This week Brian Douglas was convicted of felony animal cruelty in Hoke County, North Carolina, and was sentenced to 30 days jail, and nearly four years probation. Mercy for Animals has hailed this conviction as “the first felony cruelty to animals conviction related to birds used for food production in US history.” Other related defendants’ cases are pending. Since the investigation into the abuse commenced last December, Butterball has maintained that as an organization it does not condone animal cruelty. Although my search for “animal rights” or “felony” did not turn up any results on Butterball’s website, the self-described largest turkey supplier in the United States does have a slide show demonstrating the love and affection each and every bird receives. I particularly enjoy the image of a mother and son handling a poult with the text, “Our turkeys need the proper care and attention from the start. This concept of well-being is essential in order for the birds to grow and thrive.” It’s true. I’m sure the turkeys do need that care. Whether they actually get it is the question. Butterball also states that “Regular veterinary exams monitor for diseases and help to ensure the health of flocks.” Again, true, but would these be the same veterinarians that tip-off Butterball prior to a police raid? Some people are skeptical.
The conviction is for a Class H felony.
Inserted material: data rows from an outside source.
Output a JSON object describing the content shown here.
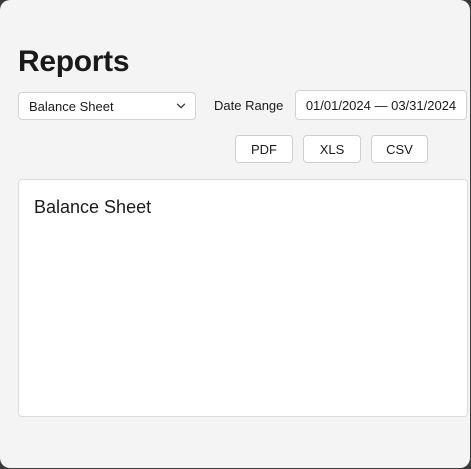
{
  "page": {
    "title": "Reports"
  },
  "filters": {
    "report_type": {
      "selected": "Balance Sheet"
    },
    "date_range": {
      "label": "Date Range",
      "value": "01/01/2024 — 03/31/2024"
    }
  },
  "export": {
    "pdf_label": "PDF",
    "xls_label": "XLS",
    "csv_label": "CSV"
  },
  "report": {
    "title": "Balance Sheet"
  },
  "icons": {
    "select_caret": "chevron-down-icon"
  },
  "colors": {
    "background": "#f4f4f4",
    "surface": "#ffffff",
    "border": "#d3d3d3",
    "text": "#1a1a1a"
  }
}
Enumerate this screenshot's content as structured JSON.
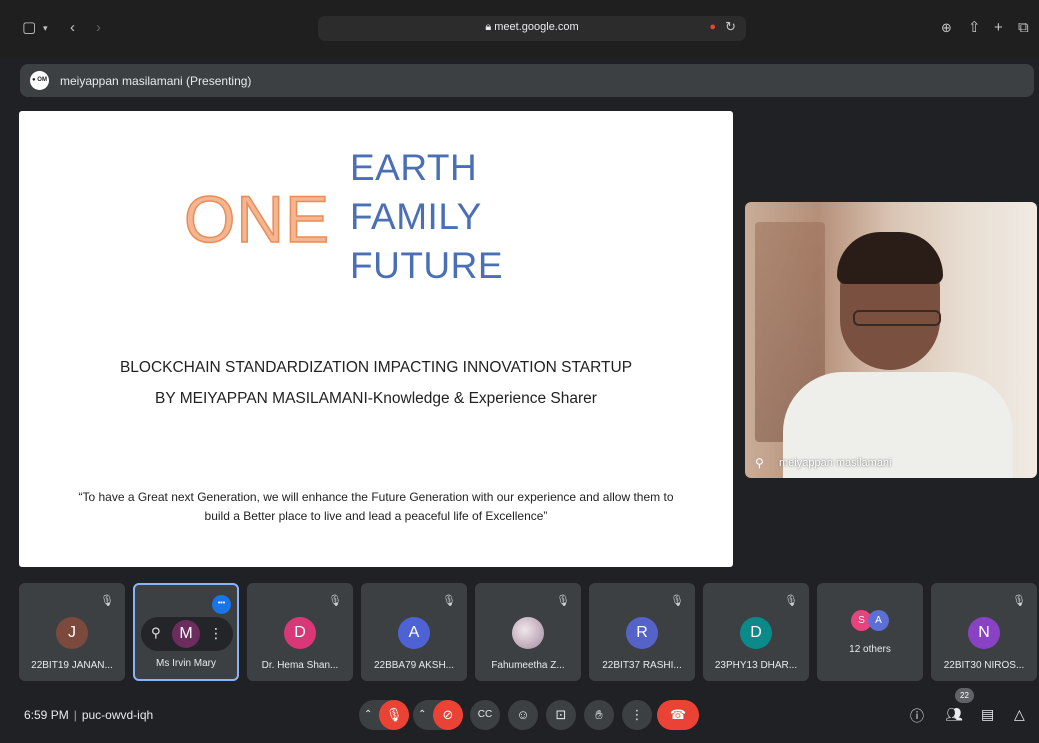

Other Class H felonies in North Carolina include breaking or entering buildings with felonious intent, possessing of stolen goods, embezzlement under $100,000, obtaining property by false pretenses, and hit and runs resulting in an injury, among others. Those are largely offenses involving property, which is predictable, given the status of animals and the national status of birds, who aren’t even considered animals. Still, even seeing the word “felony” thrown around with factory farm abuse is huge, and it isn’t as if those other Class H felonies are things you want on your record. If nothing else, this conviction shows that disregarding animal welfare does have consequences that at least some states are willing to enforce.
Then again, Butterball seems to think everything is already hunky dory, and I’m suspicious of how profitable enforcement will be versus simply hiring new workers when abusers are caught.
Filed under: animal advocacy, animal cruelty, animal law, animal rights, animal welfare, factory farms, thanksgiving Tagged: | activism, animal abuse, animal advocacy, animal cruelty, animal law, animal rights, animal suffering, animal welfare, animals, battery cages, Brian Douglas, Butterball, butterball animal abuse, butterball felony, CAFOS, factory farms, farmed animals, Hoke County, industrial farming, Mercy for Animals, North Carolina, turkey, turkey cruelty